Forest Park’s Zoning Board of Appeals (ZBA) approved parking variations which, if also approved by the village council, will allow two condominium conversions to proceed.

The first request came from developer Robert Marani, who is seeking to convert 18 apartments to nine condo units at 7320 Madison St. The lower level of the property at the southeast corner of Circle Avenue and Madison is home to Team Blonde Jewelry, La Piazza Café, and Briolette Beads.

“Before we get started, thanks for bringing it down from 18 units to nine,” said ZBA chairman Michael Curry at the outset of the hearing, hinting at the later unanimous vote in favor of the project.

Marani was granted permission to proceed with the conversions despite the absence of parking spaces for the residents. Typically, developers are required to provide two spaces per unit.

The property is adjacent to a village-operated metered parking lot with 45 spaces.
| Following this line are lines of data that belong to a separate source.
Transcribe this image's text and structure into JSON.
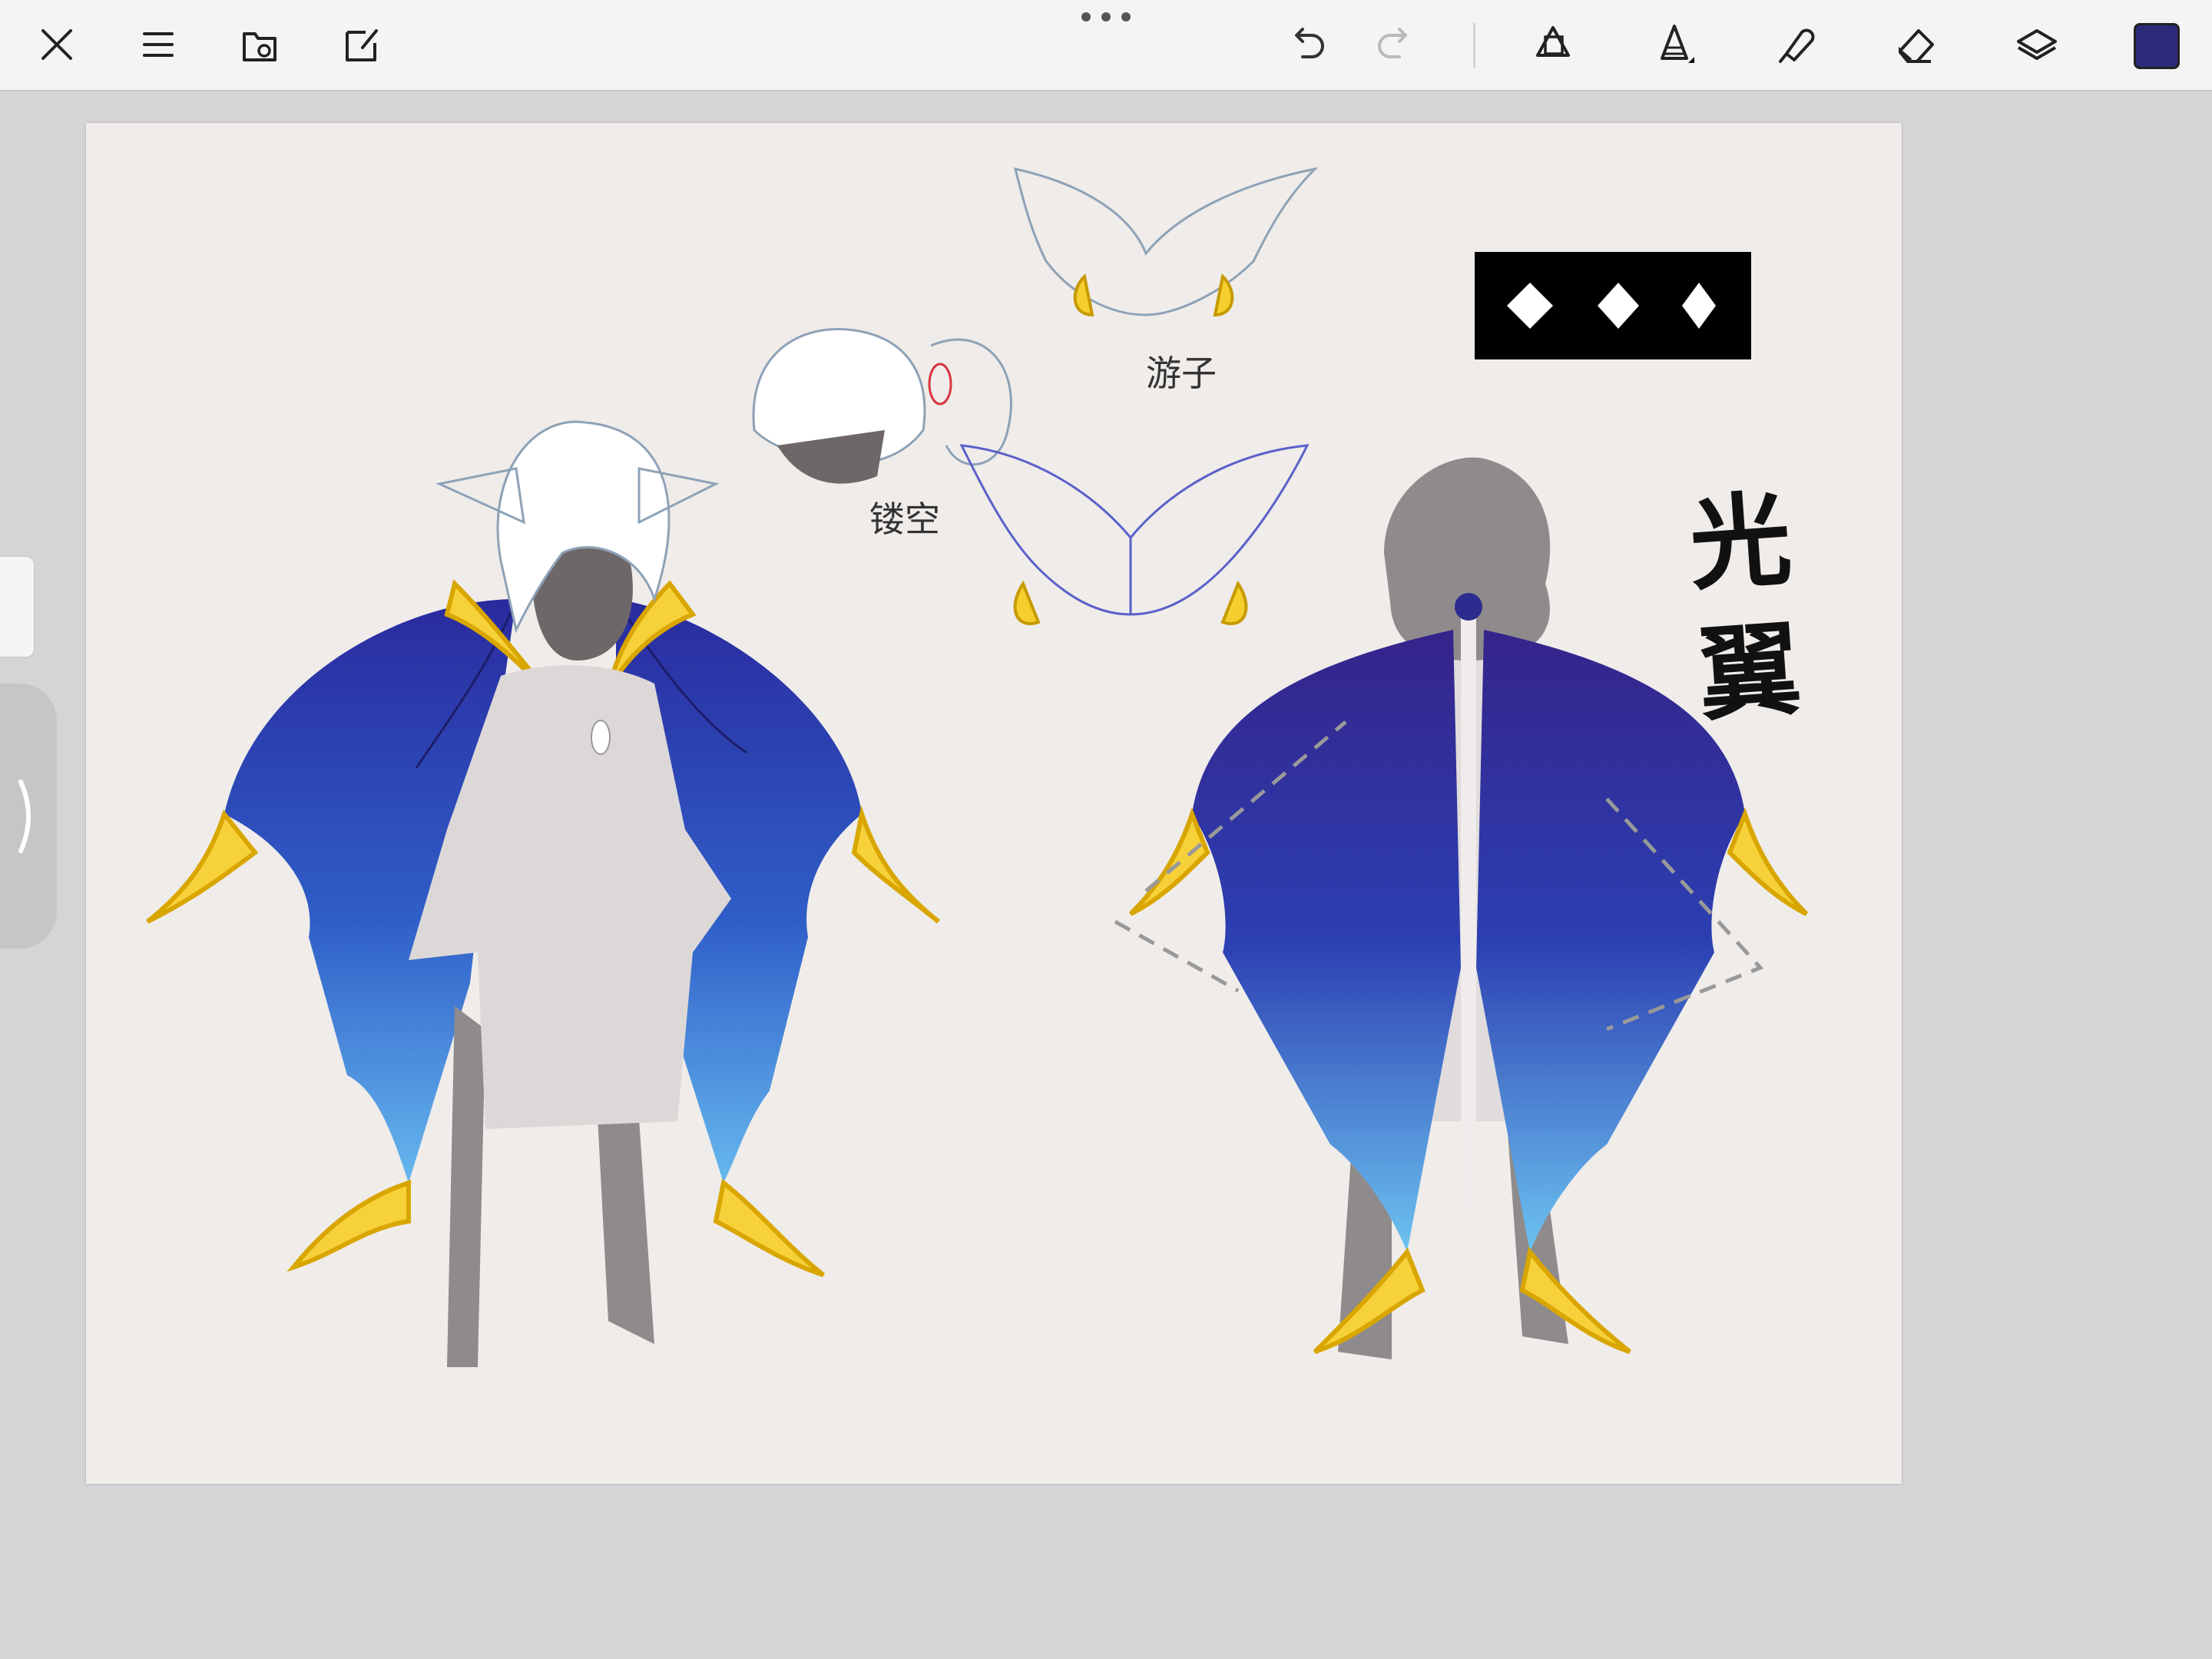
{
  "toolbar": {
    "close_icon": "close-icon",
    "menu_icon": "menu-icon",
    "gallery_icon": "folder-icon",
    "share_icon": "export-icon",
    "undo_icon": "undo-icon",
    "redo_icon": "redo-icon",
    "select_icon": "selection-icon",
    "brush_icon": "brush-icon",
    "smudge_icon": "smudge-icon",
    "eraser_icon": "eraser-icon",
    "layers_icon": "layers-icon",
    "current_color": "#2d2a7c"
  },
  "canvas": {
    "title": "光翼",
    "note_hollow": "镂空",
    "note_other": "游子",
    "background": "#efecea",
    "wing_colors": [
      "#2b2fa8",
      "#5aa3e8",
      "#f5cf2a"
    ]
  }
}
Marani noted that previously, the tenants of the building’s 18 apartments had parked in that lot. He said he intended to purchase parking passes for the condominium residents as well.

Responding to a question from resident Jerry Webster, Marani noted that he is exploring the possibility of purchasing additional nearby land for use as a parking lot.

“I’m in negotiation for parcels on Circle Avenue but I have not yet solidified any contracts,” he said.

The condos will all have two bedrooms and 2.5 bathrooms, and prices will range from $295,000 to $330,000, according to Marani.

The second variation recommended by the ZBA would allow Elgin Street Properties, LLC to convert 18 apartments at 32-38 Elgin Avenue into condominiums.

The property has 18 parking spaces, meaning that one space, rather than the required two spaces, are provided for each unit.

Attorney Eric Miller, representing the developer, noted that the property had been granted a variation in 1965 which allowed a residential use in a district zoned for business. He argued that when this variation was granted, the property’s parking situation was approved in the process, though the issue wasn’t raised at the time.

The property, he noted, had changed hands several times without the parking issue being raised by the village before Elgin Street Properties purchased it last December. Curry reminded Miller that until now, the building housed rental properties, and the change to condos was the reason that this time was different.

“If they were still renting it, they wouldn’t be here right now,” he said.

Miller told the board that the village had already granted the developers a certificate of compliance for the conversion in May. One of the units has since been sold, and 13 more are already under contract.

“They’re way past conversion, they’re practically sold out ” at what point did the village or developer drop the ball,” asked board member Jolyn Crawford.

Building Department Director Michael Boyle acknowledged that the error might have been on the part of the village. “It’s possible that someone from my staff signed [the certificate] based on what they believed to be the case,” he said.

Developer Michael Cronin said that the units would all continue to be one bedroom and one bathroom, with the only work needed being interior renovations. The majority of the units would be occupied by single people, he said, though some couples have signed on.

Jim Lenox, also representing Elgin Street Properties, noted that some of the units would be occupied by elderly people who do not drive and have asked to have their spaces leased out.

“This is a cart before the horse situation and it puts the zoning board in an awkward position…its almost necessary for us to put this through because it was approved by the village,” said board member Al Bucholtz.

In the end, all board members voted in favor of the variance except Richard Scafidi, who abstained.

The ZBA’s recommendations will be sent to the village council for a final vote during an upcoming meeting.